Yesterday's post on not setting deadlines for your tasks got me a lot of reaction from people saying they have to set deadlines or they don't get things done. And I do agree that even a fake deadline can be a motivator.
What I'm saying, though, is that most tasks do not need this so don't do it. Don't give deadlines unless they are real or you really need it.
So for example, straight from my own To Do list this right now:
Change Evernote and Dropbox passwords
I need to do it, I want to do it. In fact, I want to do it quite regularly. But it doesn't have to be done today, it doesn't have to be done tomorrow. It's in my To Do list and I will see it every time I choose to review my entire list. I'll see it when OmniFocus says it's time for me to review my project called “Mac &c”.
But I won't see it today. I didn't see it today. I just had to go looking for it now, trying to find a good example of all this. (Confession: it was difficult. It seems most everything I'm doing is urgent.)
Book Four Oaks train for Wednesday morning
That obviously has a deadline, doesn't it? If I didn't see that task on my list until Thursday, I'd be sunk. So in theory I would have a deadline of Tuesday and maybe a start date of last Friday when I was asked about going to this school.
I say in theory because I don't know. I just found that task in my list now but I've already done it, I've already booked that train seat, so I just ticked the task as completed and it's gone. Vanished before I could remember to check what the dates were for you.
This is how most of my To Do list work goes now: I check the list, see I've done a lot of the things already, I tick them all off. I used to find something on the list, do it, come back to tick it, pick the next thing, go away, and so on. Rinse, repeat. Now I see what I've got to do today and I just go do it. My life runs by this To Do list yet I hardly look at it. That's one thing I adore: I don't have to be a slave to checking this stuff yet it just still gets done.

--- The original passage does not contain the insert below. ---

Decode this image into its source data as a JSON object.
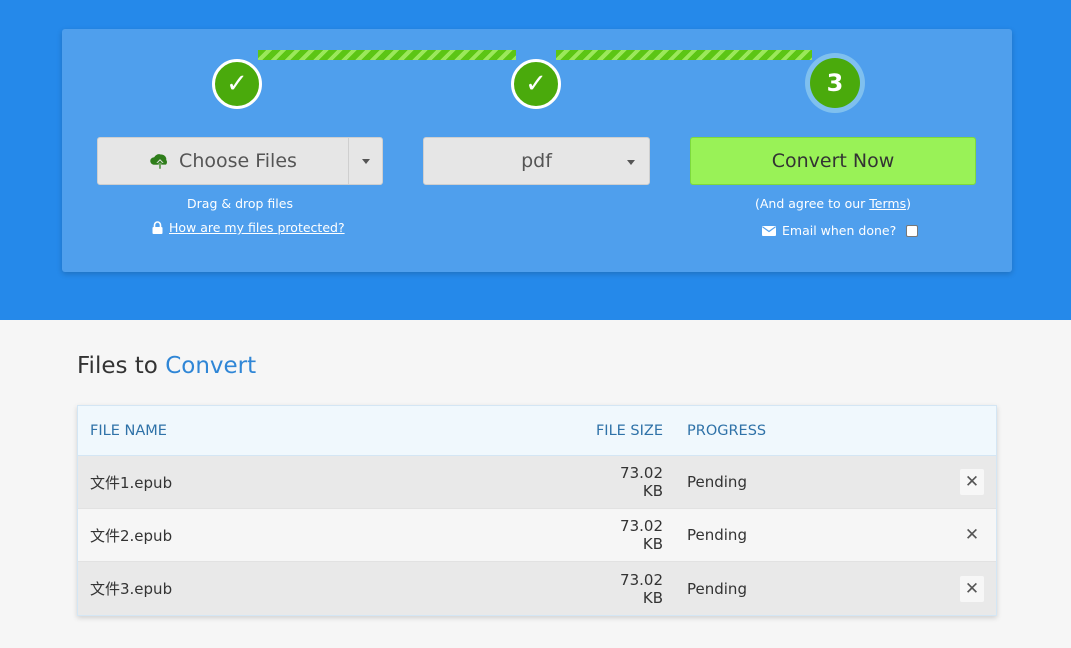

And one thing that used to make me come back to check the list every few minutes was how often I would set deadlines. Fake deadlines. Really just the same as writing it all out on a piece of paper and pretending you can get the lot done tomorrow.
Here's a third type of task from my list now:
Write 20,000 words of novel MW by end of May
There's a deadline right there. It's fake. Nobody is waiting for it – well, nicely, they are but not specifically at the end of May. But I am doing a writing buddy thing for April and May with someone who's particularly good at fiction so I want to have a substantial chunk to show her by the end. (I'm on about 13,000 words, thanks for asking.)
If I miss that end of May deadline, it doesn't matter. It's more than just letting myself down since I have told this buddy that I'm doing it. She may not be waiting for it, she may be dreading getting it, but I've told her it's happening so I feel held to account.
That's good. That's planting a stick in the ground and working towards it.
I have no problem setting deadline dates for this fakery.
I just want you to stop doing it for “Buy beans at supermarket” too.